+++ RECORDS SUPPLIED +++
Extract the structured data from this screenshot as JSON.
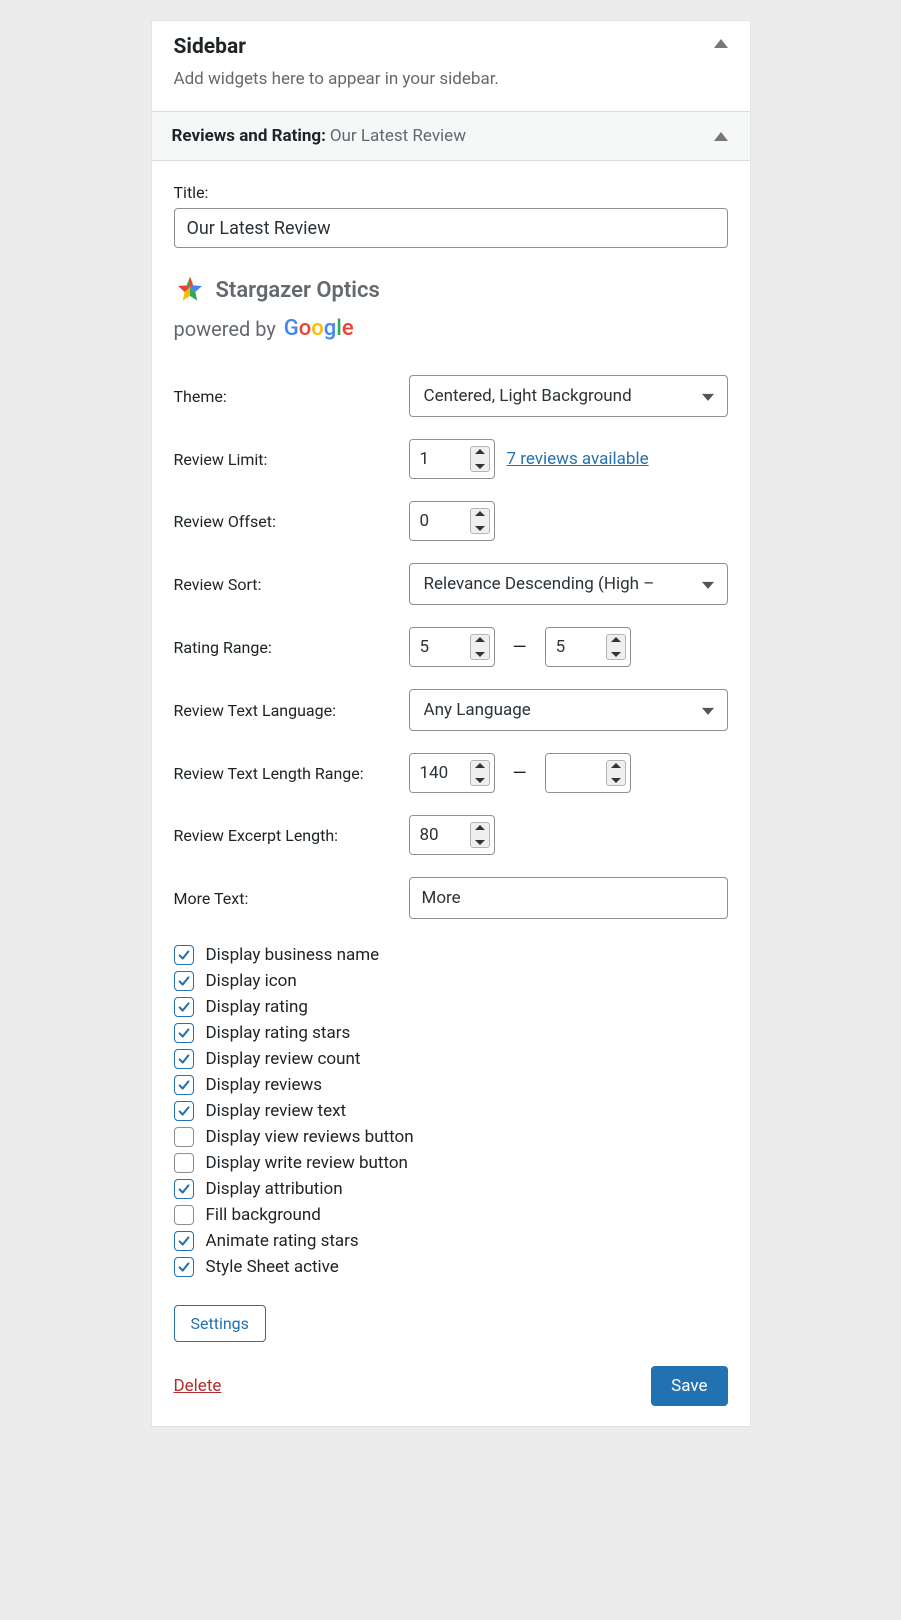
{
  "sidebar": {
    "title": "Sidebar",
    "description": "Add widgets here to appear in your sidebar."
  },
  "widget": {
    "name": "Reviews and Rating:",
    "instance": "Our Latest Review"
  },
  "form": {
    "title_label": "Title:",
    "title_value": "Our Latest Review",
    "business_name": "Stargazer Optics",
    "powered_by": "powered by",
    "google": {
      "g": "G",
      "o1": "o",
      "o2": "o",
      "g2": "g",
      "l": "l",
      "e": "e"
    },
    "theme_label": "Theme:",
    "theme_value": "Centered, Light Background",
    "review_limit_label": "Review Limit:",
    "review_limit_value": "1",
    "reviews_available": "7 reviews available",
    "review_offset_label": "Review Offset:",
    "review_offset_value": "0",
    "review_sort_label": "Review Sort:",
    "review_sort_value": "Relevance Descending (High – ",
    "rating_range_label": "Rating Range:",
    "rating_range_min": "5",
    "rating_range_max": "5",
    "review_lang_label": "Review Text Language:",
    "review_lang_value": "Any Language",
    "text_len_label": "Review Text Length Range:",
    "text_len_min": "140",
    "text_len_max": "",
    "excerpt_label": "Review Excerpt Length:",
    "excerpt_value": "80",
    "more_text_label": "More Text:",
    "more_text_value": "More",
    "dash": "—"
  },
  "checkboxes": [
    {
      "label": "Display business name",
      "checked": true
    },
    {
      "label": "Display icon",
      "checked": true
    },
    {
      "label": "Display rating",
      "checked": true
    },
    {
      "label": "Display rating stars",
      "checked": true
    },
    {
      "label": "Display review count",
      "checked": true
    },
    {
      "label": "Display reviews",
      "checked": true
    },
    {
      "label": "Display review text",
      "checked": true
    },
    {
      "label": "Display view reviews button",
      "checked": false
    },
    {
      "label": "Display write review button",
      "checked": false
    },
    {
      "label": "Display attribution",
      "checked": true
    },
    {
      "label": "Fill background",
      "checked": false
    },
    {
      "label": "Animate rating stars",
      "checked": true
    },
    {
      "label": "Style Sheet active",
      "checked": true
    }
  ],
  "buttons": {
    "settings": "Settings",
    "delete": "Delete",
    "save": "Save"
  }
}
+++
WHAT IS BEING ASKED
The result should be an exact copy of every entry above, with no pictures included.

SOLVED EXERCISE
Extract the structured data from this screenshot as JSON.
{
  "sidebar": {
    "title": "Sidebar",
    "description": "Add widgets here to appear in your sidebar."
  },
  "widget": {
    "name": "Reviews and Rating:",
    "instance": "Our Latest Review"
  },
  "form": {
    "title_label": "Title:",
    "title_value": "Our Latest Review",
    "business_name": "Stargazer Optics",
    "powered_by": "powered by",
    "google": {
      "g": "G",
      "o1": "o",
      "o2": "o",
      "g2": "g",
      "l": "l",
      "e": "e"
    },
    "theme_label": "Theme:",
    "theme_value": "Centered, Light Background",
    "review_limit_label": "Review Limit:",
    "review_limit_value": "1",
    "reviews_available": "7 reviews available",
    "review_offset_label": "Review Offset:",
    "review_offset_value": "0",
    "review_sort_label": "Review Sort:",
    "review_sort_value": "Relevance Descending (High – ",
    "rating_range_label": "Rating Range:",
    "rating_range_min": "5",
    "rating_range_max": "5",
    "review_lang_label": "Review Text Language:",
    "review_lang_value": "Any Language",
    "text_len_label": "Review Text Length Range:",
    "text_len_min": "140",
    "text_len_max": "",
    "excerpt_label": "Review Excerpt Length:",
    "excerpt_value": "80",
    "more_text_label": "More Text:",
    "more_text_value": "More",
    "dash": "—"
  },
  "checkboxes": [
    {
      "label": "Display business name",
      "checked": true
    },
    {
      "label": "Display icon",
      "checked": true
    },
    {
      "label": "Display rating",
      "checked": true
    },
    {
      "label": "Display rating stars",
      "checked": true
    },
    {
      "label": "Display review count",
      "checked": true
    },
    {
      "label": "Display reviews",
      "checked": true
    },
    {
      "label": "Display review text",
      "checked": true
    },
    {
      "label": "Display view reviews button",
      "checked": false
    },
    {
      "label": "Display write review button",
      "checked": false
    },
    {
      "label": "Display attribution",
      "checked": true
    },
    {
      "label": "Fill background",
      "checked": false
    },
    {
      "label": "Animate rating stars",
      "checked": true
    },
    {
      "label": "Style Sheet active",
      "checked": true
    }
  ],
  "buttons": {
    "settings": "Settings",
    "delete": "Delete",
    "save": "Save"
  }
}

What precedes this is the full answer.